Data listing: Begin
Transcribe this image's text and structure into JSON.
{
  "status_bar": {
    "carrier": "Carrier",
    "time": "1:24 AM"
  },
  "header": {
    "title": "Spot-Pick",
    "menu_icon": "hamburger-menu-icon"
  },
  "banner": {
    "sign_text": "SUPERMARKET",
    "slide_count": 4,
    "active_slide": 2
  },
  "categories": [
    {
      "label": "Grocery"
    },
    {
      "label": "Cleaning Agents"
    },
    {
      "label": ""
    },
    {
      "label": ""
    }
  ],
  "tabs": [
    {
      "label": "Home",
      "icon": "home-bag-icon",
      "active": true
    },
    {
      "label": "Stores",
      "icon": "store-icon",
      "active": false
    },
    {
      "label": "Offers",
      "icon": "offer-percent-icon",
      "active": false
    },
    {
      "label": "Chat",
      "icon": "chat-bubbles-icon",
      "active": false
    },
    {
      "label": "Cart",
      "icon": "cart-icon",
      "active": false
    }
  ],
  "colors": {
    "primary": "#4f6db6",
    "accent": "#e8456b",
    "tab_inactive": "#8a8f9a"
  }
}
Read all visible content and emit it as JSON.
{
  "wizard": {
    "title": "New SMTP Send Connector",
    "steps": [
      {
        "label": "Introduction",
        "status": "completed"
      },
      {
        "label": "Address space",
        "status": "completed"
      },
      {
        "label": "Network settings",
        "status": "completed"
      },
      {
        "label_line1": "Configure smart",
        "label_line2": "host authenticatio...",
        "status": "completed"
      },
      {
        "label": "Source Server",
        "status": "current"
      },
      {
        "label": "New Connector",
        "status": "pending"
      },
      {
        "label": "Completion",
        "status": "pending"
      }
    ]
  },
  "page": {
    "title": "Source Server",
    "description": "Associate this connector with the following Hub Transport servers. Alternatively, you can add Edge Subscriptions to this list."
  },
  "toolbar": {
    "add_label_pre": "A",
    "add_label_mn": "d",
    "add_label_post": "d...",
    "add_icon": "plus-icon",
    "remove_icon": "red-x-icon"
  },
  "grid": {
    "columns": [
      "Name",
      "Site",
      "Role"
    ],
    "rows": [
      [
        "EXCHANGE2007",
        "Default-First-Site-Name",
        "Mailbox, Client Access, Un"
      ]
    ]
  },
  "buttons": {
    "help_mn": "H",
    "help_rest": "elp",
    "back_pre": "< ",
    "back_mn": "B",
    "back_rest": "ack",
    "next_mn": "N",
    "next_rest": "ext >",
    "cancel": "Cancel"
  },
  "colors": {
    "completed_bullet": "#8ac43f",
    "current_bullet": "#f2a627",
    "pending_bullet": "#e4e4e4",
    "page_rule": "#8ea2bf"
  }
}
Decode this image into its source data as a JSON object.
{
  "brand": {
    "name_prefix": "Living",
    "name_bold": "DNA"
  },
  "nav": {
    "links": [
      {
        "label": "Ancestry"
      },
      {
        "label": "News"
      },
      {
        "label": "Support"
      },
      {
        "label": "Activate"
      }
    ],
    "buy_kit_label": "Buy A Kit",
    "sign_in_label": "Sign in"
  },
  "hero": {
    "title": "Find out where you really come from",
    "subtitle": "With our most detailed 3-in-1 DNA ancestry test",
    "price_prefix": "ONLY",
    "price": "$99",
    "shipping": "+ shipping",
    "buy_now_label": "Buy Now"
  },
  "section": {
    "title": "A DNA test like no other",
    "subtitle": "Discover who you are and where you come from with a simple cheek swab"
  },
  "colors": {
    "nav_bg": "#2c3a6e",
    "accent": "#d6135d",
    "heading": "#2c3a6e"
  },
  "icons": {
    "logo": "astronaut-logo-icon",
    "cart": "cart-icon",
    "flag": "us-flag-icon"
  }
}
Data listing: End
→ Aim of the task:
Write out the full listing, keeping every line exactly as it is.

→ Completed task:
Transcribe this image's text and structure into JSON.
{
  "status_bar": {
    "carrier": "Carrier",
    "time": "1:24 AM"
  },
  "header": {
    "title": "Spot-Pick",
    "menu_icon": "hamburger-menu-icon"
  },
  "banner": {
    "sign_text": "SUPERMARKET",
    "slide_count": 4,
    "active_slide": 2
  },
  "categories": [
    {
      "label": "Grocery"
    },
    {
      "label": "Cleaning Agents"
    },
    {
      "label": ""
    },
    {
      "label": ""
    }
  ],
  "tabs": [
    {
      "label": "Home",
      "icon": "home-bag-icon",
      "active": true
    },
    {
      "label": "Stores",
      "icon": "store-icon",
      "active": false
    },
    {
      "label": "Offers",
      "icon": "offer-percent-icon",
      "active": false
    },
    {
      "label": "Chat",
      "icon": "chat-bubbles-icon",
      "active": false
    },
    {
      "label": "Cart",
      "icon": "cart-icon",
      "active": false
    }
  ],
  "colors": {
    "primary": "#4f6db6",
    "accent": "#e8456b",
    "tab_inactive": "#8a8f9a"
  }
}
Read all visible content and emit it as JSON.
{
  "wizard": {
    "title": "New SMTP Send Connector",
    "steps": [
      {
        "label": "Introduction",
        "status": "completed"
      },
      {
        "label": "Address space",
        "status": "completed"
      },
      {
        "label": "Network settings",
        "status": "completed"
      },
      {
        "label_line1": "Configure smart",
        "label_line2": "host authenticatio...",
        "status": "completed"
      },
      {
        "label": "Source Server",
        "status": "current"
      },
      {
        "label": "New Connector",
        "status": "pending"
      },
      {
        "label": "Completion",
        "status": "pending"
      }
    ]
  },
  "page": {
    "title": "Source Server",
    "description": "Associate this connector with the following Hub Transport servers. Alternatively, you can add Edge Subscriptions to this list."
  },
  "toolbar": {
    "add_label_pre": "A",
    "add_label_mn": "d",
    "add_label_post": "d...",
    "add_icon": "plus-icon",
    "remove_icon": "red-x-icon"
  },
  "grid": {
    "columns": [
      "Name",
      "Site",
      "Role"
    ],
    "rows": [
      [
        "EXCHANGE2007",
        "Default-First-Site-Name",
        "Mailbox, Client Access, Un"
      ]
    ]
  },
  "buttons": {
    "help_mn": "H",
    "help_rest": "elp",
    "back_pre": "< ",
    "back_mn": "B",
    "back_rest": "ack",
    "next_mn": "N",
    "next_rest": "ext >",
    "cancel": "Cancel"
  },
  "colors": {
    "completed_bullet": "#8ac43f",
    "current_bullet": "#f2a627",
    "pending_bullet": "#e4e4e4",
    "page_rule": "#8ea2bf"
  }
}
Decode this image into its source data as a JSON object.
{
  "brand": {
    "name_prefix": "Living",
    "name_bold": "DNA"
  },
  "nav": {
    "links": [
      {
        "label": "Ancestry"
      },
      {
        "label": "News"
      },
      {
        "label": "Support"
      },
      {
        "label": "Activate"
      }
    ],
    "buy_kit_label": "Buy A Kit",
    "sign_in_label": "Sign in"
  },
  "hero": {
    "title": "Find out where you really come from",
    "subtitle": "With our most detailed 3-in-1 DNA ancestry test",
    "price_prefix": "ONLY",
    "price": "$99",
    "shipping": "+ shipping",
    "buy_now_label": "Buy Now"
  },
  "section": {
    "title": "A DNA test like no other",
    "subtitle": "Discover who you are and where you come from with a simple cheek swab"
  },
  "colors": {
    "nav_bg": "#2c3a6e",
    "accent": "#d6135d",
    "heading": "#2c3a6e"
  },
  "icons": {
    "logo": "astronaut-logo-icon",
    "cart": "cart-icon",
    "flag": "us-flag-icon"
  }
}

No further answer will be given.